**Task objective**. Among the entries below, find every line that has "subtitle" and pull it out.
Data records section start
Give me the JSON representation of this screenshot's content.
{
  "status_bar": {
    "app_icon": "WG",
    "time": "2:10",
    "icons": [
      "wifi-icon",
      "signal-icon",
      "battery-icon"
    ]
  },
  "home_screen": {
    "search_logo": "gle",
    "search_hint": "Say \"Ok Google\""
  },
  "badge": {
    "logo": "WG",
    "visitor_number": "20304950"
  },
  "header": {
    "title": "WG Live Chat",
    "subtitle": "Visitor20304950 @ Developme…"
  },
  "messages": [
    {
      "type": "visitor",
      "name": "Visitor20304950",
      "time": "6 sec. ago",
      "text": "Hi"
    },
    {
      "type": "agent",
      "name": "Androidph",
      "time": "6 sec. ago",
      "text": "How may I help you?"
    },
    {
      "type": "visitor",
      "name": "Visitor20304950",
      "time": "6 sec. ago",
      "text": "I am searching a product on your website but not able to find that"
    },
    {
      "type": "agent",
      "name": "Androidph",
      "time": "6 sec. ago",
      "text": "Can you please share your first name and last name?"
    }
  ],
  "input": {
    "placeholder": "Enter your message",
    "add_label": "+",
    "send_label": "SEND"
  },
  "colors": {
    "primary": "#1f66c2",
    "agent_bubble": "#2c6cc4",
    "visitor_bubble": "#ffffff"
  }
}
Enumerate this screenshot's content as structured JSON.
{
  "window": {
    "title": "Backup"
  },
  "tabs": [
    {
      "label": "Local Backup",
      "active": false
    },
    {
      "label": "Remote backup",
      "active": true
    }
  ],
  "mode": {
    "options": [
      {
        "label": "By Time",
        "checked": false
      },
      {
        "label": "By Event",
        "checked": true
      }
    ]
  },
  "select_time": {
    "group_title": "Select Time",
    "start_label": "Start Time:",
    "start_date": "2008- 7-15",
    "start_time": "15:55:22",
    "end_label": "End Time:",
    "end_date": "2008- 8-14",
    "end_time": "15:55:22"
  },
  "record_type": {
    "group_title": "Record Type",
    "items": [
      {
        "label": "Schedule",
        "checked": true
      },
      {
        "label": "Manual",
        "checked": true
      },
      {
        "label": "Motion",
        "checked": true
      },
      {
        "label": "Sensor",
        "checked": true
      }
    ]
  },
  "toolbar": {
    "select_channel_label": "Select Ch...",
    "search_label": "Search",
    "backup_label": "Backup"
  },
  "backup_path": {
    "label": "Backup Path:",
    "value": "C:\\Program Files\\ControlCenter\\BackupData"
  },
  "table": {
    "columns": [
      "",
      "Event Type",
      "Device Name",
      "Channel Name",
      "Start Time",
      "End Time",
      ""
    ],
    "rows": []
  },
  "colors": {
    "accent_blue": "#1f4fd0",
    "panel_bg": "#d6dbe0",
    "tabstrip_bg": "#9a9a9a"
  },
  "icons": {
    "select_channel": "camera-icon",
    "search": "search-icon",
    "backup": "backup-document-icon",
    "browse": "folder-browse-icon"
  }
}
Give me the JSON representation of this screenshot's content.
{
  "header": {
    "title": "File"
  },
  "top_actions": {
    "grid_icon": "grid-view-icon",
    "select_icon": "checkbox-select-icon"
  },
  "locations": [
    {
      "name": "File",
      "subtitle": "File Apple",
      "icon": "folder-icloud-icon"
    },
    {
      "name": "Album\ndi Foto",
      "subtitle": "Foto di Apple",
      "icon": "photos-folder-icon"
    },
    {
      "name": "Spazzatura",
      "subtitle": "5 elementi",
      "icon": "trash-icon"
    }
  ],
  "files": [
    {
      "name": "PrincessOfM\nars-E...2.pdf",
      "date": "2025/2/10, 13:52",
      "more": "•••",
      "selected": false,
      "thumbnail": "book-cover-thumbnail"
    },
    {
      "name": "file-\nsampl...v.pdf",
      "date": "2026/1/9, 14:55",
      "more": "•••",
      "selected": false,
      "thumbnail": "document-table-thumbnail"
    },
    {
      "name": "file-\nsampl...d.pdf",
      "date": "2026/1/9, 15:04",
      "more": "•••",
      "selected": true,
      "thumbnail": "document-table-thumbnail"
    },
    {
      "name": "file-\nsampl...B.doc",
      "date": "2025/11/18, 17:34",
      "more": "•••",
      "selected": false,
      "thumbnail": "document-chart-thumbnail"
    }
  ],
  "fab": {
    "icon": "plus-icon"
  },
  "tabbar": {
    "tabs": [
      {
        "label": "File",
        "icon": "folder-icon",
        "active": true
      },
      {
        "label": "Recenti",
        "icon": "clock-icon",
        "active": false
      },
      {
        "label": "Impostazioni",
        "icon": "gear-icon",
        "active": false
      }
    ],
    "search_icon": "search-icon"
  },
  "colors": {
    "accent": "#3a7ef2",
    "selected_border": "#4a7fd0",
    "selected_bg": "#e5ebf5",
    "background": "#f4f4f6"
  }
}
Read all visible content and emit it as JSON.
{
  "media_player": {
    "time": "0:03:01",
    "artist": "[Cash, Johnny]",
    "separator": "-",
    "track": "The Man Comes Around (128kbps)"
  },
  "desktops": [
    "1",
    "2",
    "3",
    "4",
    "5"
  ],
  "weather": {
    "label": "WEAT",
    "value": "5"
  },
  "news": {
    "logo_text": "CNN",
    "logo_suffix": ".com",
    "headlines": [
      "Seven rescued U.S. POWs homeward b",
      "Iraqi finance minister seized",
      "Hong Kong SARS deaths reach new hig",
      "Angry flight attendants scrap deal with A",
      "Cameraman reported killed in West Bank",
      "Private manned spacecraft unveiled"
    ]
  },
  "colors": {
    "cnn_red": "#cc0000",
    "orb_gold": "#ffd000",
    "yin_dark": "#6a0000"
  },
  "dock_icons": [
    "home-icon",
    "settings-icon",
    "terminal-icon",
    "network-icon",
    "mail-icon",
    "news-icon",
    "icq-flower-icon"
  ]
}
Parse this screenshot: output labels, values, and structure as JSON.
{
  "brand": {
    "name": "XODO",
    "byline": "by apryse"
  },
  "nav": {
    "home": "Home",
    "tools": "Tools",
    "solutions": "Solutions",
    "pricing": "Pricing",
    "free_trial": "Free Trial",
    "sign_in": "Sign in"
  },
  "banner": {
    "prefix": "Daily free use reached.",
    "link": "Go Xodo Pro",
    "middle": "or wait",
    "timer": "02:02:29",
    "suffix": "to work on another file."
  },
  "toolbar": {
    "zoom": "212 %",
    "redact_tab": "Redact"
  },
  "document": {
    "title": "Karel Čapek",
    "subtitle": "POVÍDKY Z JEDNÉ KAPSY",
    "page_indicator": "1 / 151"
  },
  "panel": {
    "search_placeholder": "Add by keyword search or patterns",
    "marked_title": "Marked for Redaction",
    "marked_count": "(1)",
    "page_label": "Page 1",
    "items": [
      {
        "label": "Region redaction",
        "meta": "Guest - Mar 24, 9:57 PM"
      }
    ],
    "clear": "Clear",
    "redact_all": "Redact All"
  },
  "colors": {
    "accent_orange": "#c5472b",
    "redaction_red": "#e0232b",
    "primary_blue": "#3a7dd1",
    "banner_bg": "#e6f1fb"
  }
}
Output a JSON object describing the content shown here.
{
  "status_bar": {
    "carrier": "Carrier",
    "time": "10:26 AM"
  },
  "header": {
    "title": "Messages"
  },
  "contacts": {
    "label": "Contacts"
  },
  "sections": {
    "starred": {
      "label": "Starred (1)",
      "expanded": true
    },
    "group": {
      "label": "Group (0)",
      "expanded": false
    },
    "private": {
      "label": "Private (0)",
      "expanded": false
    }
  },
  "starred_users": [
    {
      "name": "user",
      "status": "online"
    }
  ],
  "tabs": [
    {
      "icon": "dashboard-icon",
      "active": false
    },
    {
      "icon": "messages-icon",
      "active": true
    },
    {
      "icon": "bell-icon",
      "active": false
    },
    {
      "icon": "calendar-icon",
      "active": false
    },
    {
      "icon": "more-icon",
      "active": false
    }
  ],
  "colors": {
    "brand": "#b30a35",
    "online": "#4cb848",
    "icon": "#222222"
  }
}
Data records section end
**Completed task**.
    "subtitle": "Visitor20304950 @ Developme…"
      "subtitle": "File Apple",
      "subtitle": "Foto di Apple",
      "subtitle": "5 elementi",
    "subtitle": "POVÍDKY Z JEDNÉ KAPSY",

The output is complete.